Sensing Time
Aug 2020

Collaboration: Herin Haramoto, Norris Hung, Majo Tamayo

‘Sensing Time’ is a conceptual walkable art installation that explores chronoception. Although the concept of time is often refered as a human construct, it is something we can also see in the rhythms of nature and other living creatures. In ‘Sensing Time’ we wante to explore the alteration of our perception of time in order to better empathize with other organisms and planetary events.



Environmental pressures have always pushed living organisms to adapt to their surroundings. This is a common behavior of the natural world. That being said, for humans, these behavior is also influence by technology, creating an interplay between evolution and technology.

Since the moment we as a race started using tools, technology was created. This marked a new stage in the evolutionary road of our species, since technology became a tool for humans to alter their evolution process and augment themselves.




Extract from: The Powers of Ten
Extract from: The Powers of Ten

Most importantly, the use of tools allowed for an augmentation of our perception. The invention of film and cameras, allowed us to slow or fast forward our perception of time, and understand fast or slow process that would have been invisible due to our organic limitations. Despite this, some processes are at a time scale so different to ours, that empathizing with them is a challenge for our species.



In ‘Sensing Time’, the device allows someone to slow down and speed up time on the objects in the frame by moving the device forwards and backwards. By moving it backwards, one may clearly see the individual flaps of a bee's wing. By moving the device forwards, one can see the "rhythm of breathing" of a glacier over decades. 

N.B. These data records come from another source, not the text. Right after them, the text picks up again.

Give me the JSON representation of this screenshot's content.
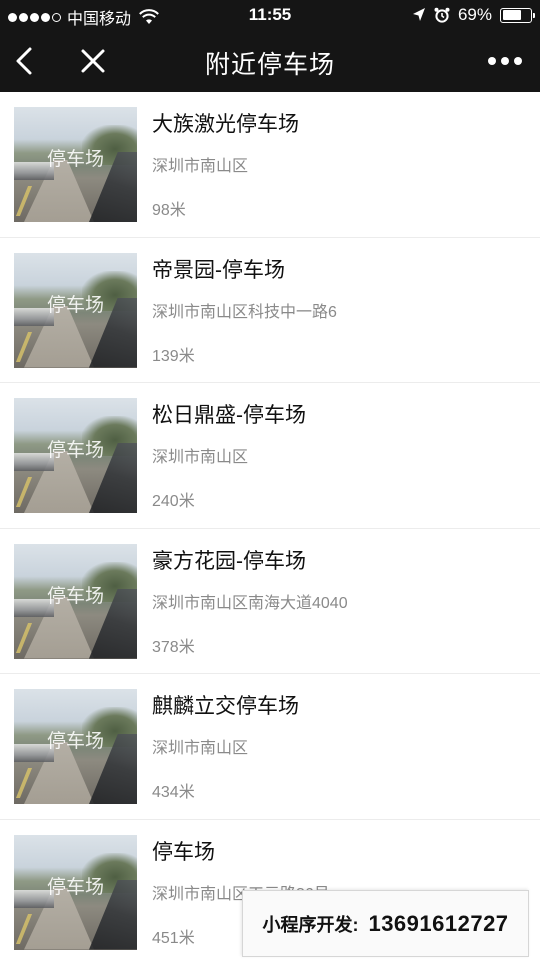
{
  "status_bar": {
    "carrier": "中国移动",
    "time": "11:55",
    "battery_percent": "69%",
    "battery_level": 0.69,
    "signal_dots_filled": 4,
    "icons": [
      "signal-dots-icon",
      "wifi-icon",
      "location-arrow-icon",
      "alarm-icon",
      "battery-icon"
    ]
  },
  "nav": {
    "title": "附近停车场",
    "icons": [
      "back-chevron-icon",
      "close-icon",
      "more-dots-icon"
    ]
  },
  "parking_list": [
    {
      "name": "大族激光停车场",
      "address": "深圳市南山区",
      "distance": "98米",
      "thumb_watermark": "停车场"
    },
    {
      "name": "帝景园-停车场",
      "address": "深圳市南山区科技中一路6",
      "distance": "139米",
      "thumb_watermark": "停车场"
    },
    {
      "name": "松日鼎盛-停车场",
      "address": "深圳市南山区",
      "distance": "240米",
      "thumb_watermark": "停车场"
    },
    {
      "name": "豪方花园-停车场",
      "address": "深圳市南山区南海大道4040",
      "distance": "378米",
      "thumb_watermark": "停车场"
    },
    {
      "name": "麒麟立交停车场",
      "address": "深圳市南山区",
      "distance": "434米",
      "thumb_watermark": "停车场"
    },
    {
      "name": "停车场",
      "address": "深圳市南山区工元路36号",
      "distance": "451米",
      "thumb_watermark": "停车场"
    }
  ],
  "promo": {
    "label": "小程序开发:",
    "phone": "13691612727"
  },
  "colors": {
    "bar_background": "#151515",
    "title_text": "#111111",
    "secondary_text": "#8a8a8a",
    "divider": "#ececec"
  }
}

Problems such as Climate Change can evade our civilization's ability to adapt or empathize to it - partly due to our inability to perceive it.
By allowing the viewer to move outside of "human time", this installation hopes to help its audience empathize with events and organisms that exist on other timescales.